The higher pace of growth, immigration inflows, and tourism activity have also led to higher house price inflation, bolstered by fiscal incentives such as government schemes for first-home buyers. On average, house prices increased by nearly 5% from 2015 through the third quarter of 2017 (Eurostat house price index) accompanied by rising mortgage lending. House prices are now nearly 18% higher than their pre-crisis peak. Banks’ mortgage stocks grew by 8.3% (measured year-on-year) on average in 2017, slightly faster than in 2016 (7.5%). In fact, real estate activities, mortgages, and construction (from September 2017 onward) were among the few areas where bank lending grew during the year. Banks’ exposure to these sectors is now about 60% of the total system loan book, up from 51% at the end of 2013. Indeed, high mortgage growth rates are not new–banks’ exposure to mortgages has doubled to nearly half of the total loan book from about 25% at the end of 2004. Some of the elements contributing to house price inflation may not be permanent, however. For instance, any significant reversal of immigration and tourist inflows could put pressure on prices.

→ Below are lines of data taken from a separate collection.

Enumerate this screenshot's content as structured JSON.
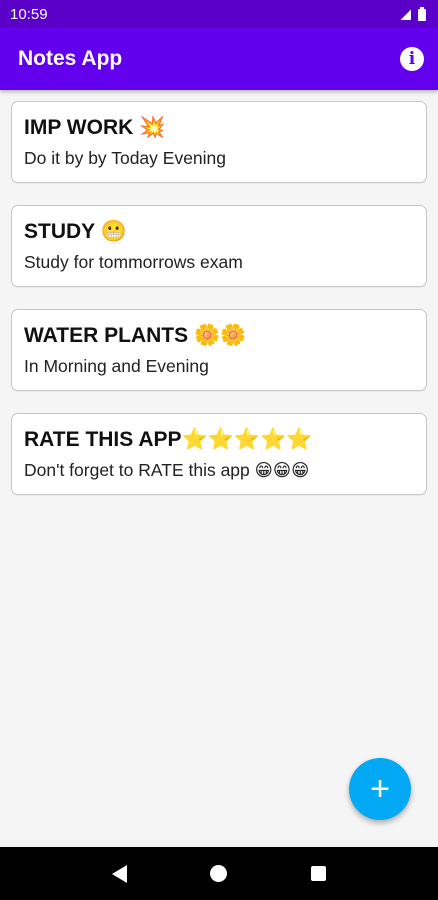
{
  "status_bar": {
    "time": "10:59"
  },
  "app_bar": {
    "title": "Notes App",
    "info_icon_glyph": "i"
  },
  "notes": [
    {
      "title": "IMP WORK 💥",
      "description": "Do it by by Today Evening"
    },
    {
      "title": "STUDY 😬",
      "description": "Study for tommorrows exam"
    },
    {
      "title": "WATER PLANTS 🌼🌼",
      "description": "In Morning and Evening"
    },
    {
      "title": "RATE THIS APP⭐⭐⭐⭐⭐",
      "description": "Don't forget to RATE this app 😁😁😁"
    }
  ],
  "fab": {
    "label": "+"
  },
  "colors": {
    "app_bar": "#6200ee",
    "status_bar": "#5a00c8",
    "fab": "#03a9f4"
  },
  "icons": [
    "signal-icon",
    "battery-icon",
    "info-icon",
    "add-icon",
    "back-icon",
    "home-icon",
    "recents-icon"
  ]
}
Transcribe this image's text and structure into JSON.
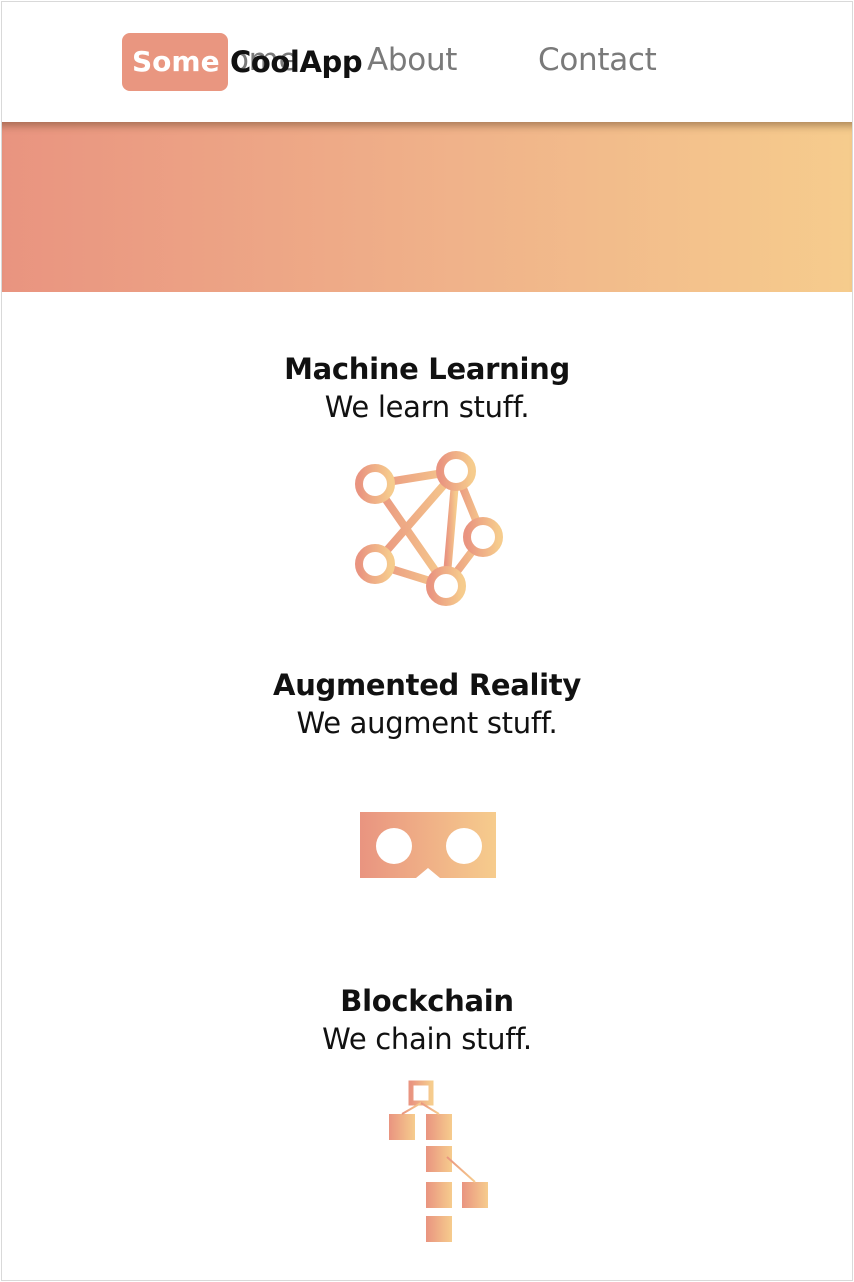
{
  "nav": {
    "logo_badge": "Some",
    "logo_text": "CoolApp",
    "links": [
      "Home",
      "About",
      "Contact"
    ]
  },
  "colors": {
    "gradient_start": "#e99480",
    "gradient_end": "#f6cc8d",
    "logo_badge": "#e99680"
  },
  "features": [
    {
      "title": "Machine Learning",
      "description": "We learn stuff.",
      "icon": "neural-network-icon"
    },
    {
      "title": "Augmented Reality",
      "description": "We augment stuff.",
      "icon": "vr-headset-icon"
    },
    {
      "title": "Blockchain",
      "description": "We chain stuff.",
      "icon": "blockchain-icon"
    }
  ]
}
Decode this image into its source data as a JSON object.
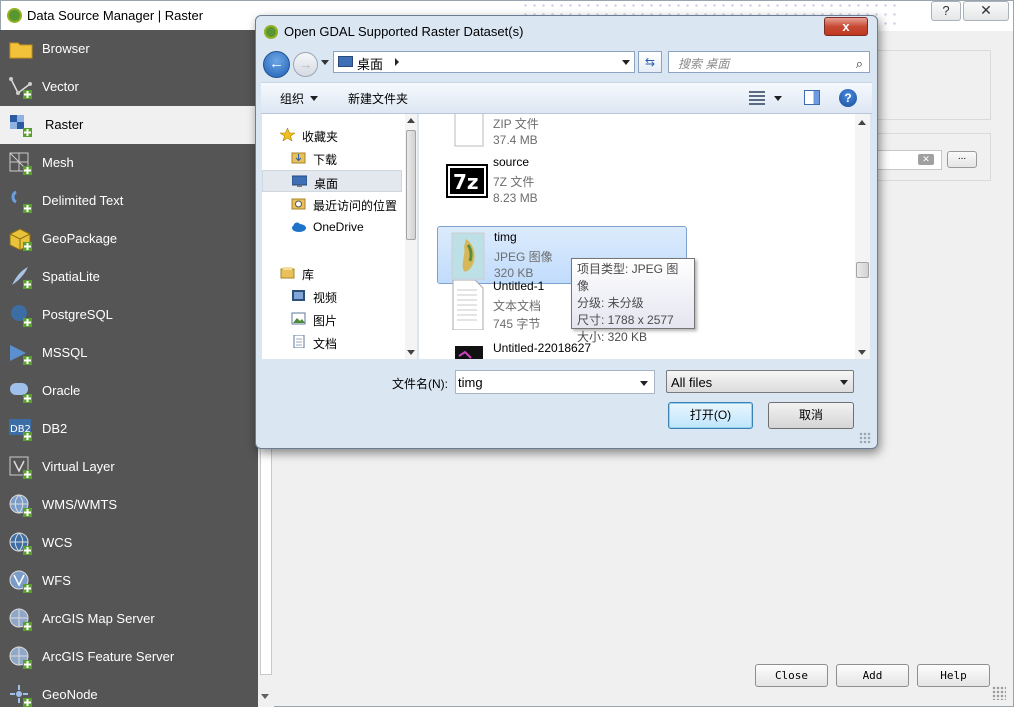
{
  "main_window": {
    "title": "Data Source Manager | Raster",
    "help_label": "?",
    "close_label": "✕"
  },
  "sidebar": {
    "items": [
      {
        "label": "Browser",
        "icon": "folder-icon"
      },
      {
        "label": "Vector",
        "icon": "vector-icon"
      },
      {
        "label": "Raster",
        "icon": "raster-icon"
      },
      {
        "label": "Mesh",
        "icon": "mesh-icon"
      },
      {
        "label": "Delimited Text",
        "icon": "delimited-text-icon"
      },
      {
        "label": "GeoPackage",
        "icon": "geopackage-icon"
      },
      {
        "label": "SpatiaLite",
        "icon": "spatialite-icon"
      },
      {
        "label": "PostgreSQL",
        "icon": "postgresql-icon"
      },
      {
        "label": "MSSQL",
        "icon": "mssql-icon"
      },
      {
        "label": "Oracle",
        "icon": "oracle-icon"
      },
      {
        "label": "DB2",
        "icon": "db2-icon"
      },
      {
        "label": "Virtual Layer",
        "icon": "virtual-layer-icon"
      },
      {
        "label": "WMS/WMTS",
        "icon": "wms-icon"
      },
      {
        "label": "WCS",
        "icon": "wcs-icon"
      },
      {
        "label": "WFS",
        "icon": "wfs-icon"
      },
      {
        "label": "ArcGIS Map Server",
        "icon": "arcgis-map-icon"
      },
      {
        "label": "ArcGIS Feature Server",
        "icon": "arcgis-feature-icon"
      },
      {
        "label": "GeoNode",
        "icon": "geonode-icon"
      }
    ],
    "active_index": 2
  },
  "source_panel": {
    "browse_label": "...",
    "clear_label": "✕"
  },
  "bottom_buttons": {
    "close": "Close",
    "add": "Add",
    "help": "Help"
  },
  "dialog": {
    "title": "Open GDAL Supported Raster Dataset(s)",
    "close_label": "x",
    "address": "桌面",
    "search_placeholder": "搜索 桌面",
    "toolbar": {
      "organize": "组织",
      "new_folder": "新建文件夹",
      "help": "?"
    },
    "nav_items": [
      {
        "label": "收藏夹",
        "icon": "star-icon"
      },
      {
        "label": "下载",
        "icon": "downloads-folder-icon"
      },
      {
        "label": "桌面",
        "icon": "desktop-icon"
      },
      {
        "label": "最近访问的位置",
        "icon": "recent-places-icon"
      },
      {
        "label": "OneDrive",
        "icon": "onedrive-icon"
      },
      {
        "label": "库",
        "icon": "library-icon"
      },
      {
        "label": "视频",
        "icon": "video-icon"
      },
      {
        "label": "图片",
        "icon": "pictures-icon"
      },
      {
        "label": "文档",
        "icon": "documents-icon"
      }
    ],
    "files": [
      {
        "name": "",
        "type": "ZIP 文件",
        "size": "37.4 MB",
        "icon": "zip-file-icon"
      },
      {
        "name": "source",
        "type": "7Z 文件",
        "size": "8.23 MB",
        "icon": "7z-file-icon"
      },
      {
        "name": "timg",
        "type": "JPEG 图像",
        "size": "320 KB",
        "icon": "jpeg-thumbnail-icon"
      },
      {
        "name": "Untitled-1",
        "type": "文本文档",
        "size": "745 字节",
        "icon": "text-file-icon"
      },
      {
        "name": "Untitled-22018627",
        "type": "",
        "size": "",
        "icon": "image-file-icon"
      }
    ],
    "tooltip": {
      "type_line": "项目类型: JPEG 图像",
      "rating_line": "分级: 未分级",
      "dims_line": "尺寸: 1788 x 2577",
      "size_line": "大小: 320 KB"
    },
    "filename_label": "文件名(N):",
    "filename_value": "timg",
    "filetype_value": "All files",
    "open_label": "打开(O)",
    "cancel_label": "取消"
  }
}
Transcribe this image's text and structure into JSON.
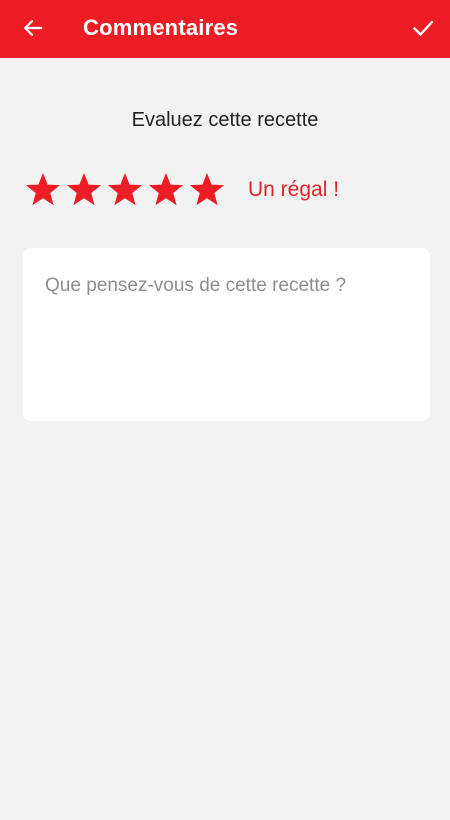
{
  "app_bar": {
    "title": "Commentaires",
    "back_icon": "arrow-left-icon",
    "confirm_icon": "check-icon",
    "color": "#ee1d25"
  },
  "heading": "Evaluez cette recette",
  "rating": {
    "value": 5,
    "max": 5,
    "label": "Un régal !",
    "star_color": "#ee1d25"
  },
  "comment": {
    "value": "",
    "placeholder": "Que pensez-vous de cette recette ?"
  }
}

The economy is increasingly concentrated in tourism and e-gaming–sectors which may prove to be subject to significant cyclical swings, as well as potentially large GDP accounting effects. Tourism contributes about 14% to GDP directly, though the sector is probably larger taking into account indirect contributions. The International Monetary Fund estimates that arts, entertainment, and recreation, of which e-gaming is a major part, increased its share in Maltese gross value added to nearly 14% in 2016 from 4% in 2004. The sector grew by over 17% annually over 2012-2016.
Other risks emanate from the small and very open nature of Malta’s economy, exposing it to various potential external shocks. A rising trend toward protectionism and Brexit could have important implications for Malta’s trade, services, and financial channels. Further challenges arise from evolving global tax regulation. Malta’s tax regime, an important factor for investors in certain sectors, is challenged by a variety of adopted and proposed measures at European and global levels.
The Anti-Tax Avoidance Directive (ATAD) requires Malta to reform some aspects of its corporate taxation by 2019, while other proposals like the Common Consolidated Corporate Tax Base (CCCTB) may put further pressure on it, especially as the political balance within the EU may change after the U.K.’s departure. Any regulatory pressures on the e-gaming sector in the future could also potentially have negative implications for Malta’s economy given the increase in contribution to growth from this industry in recent years.
In our opinion, the transparency and accountability of institutions bear directly on sovereign creditworthiness. Moreover, transparent and accountable institutions enhance the reliability and accuracy of information and help make known in a timely manner any significant shifts in a country’s policymaking or the occurrence of risks relevant to sovereign credit risk.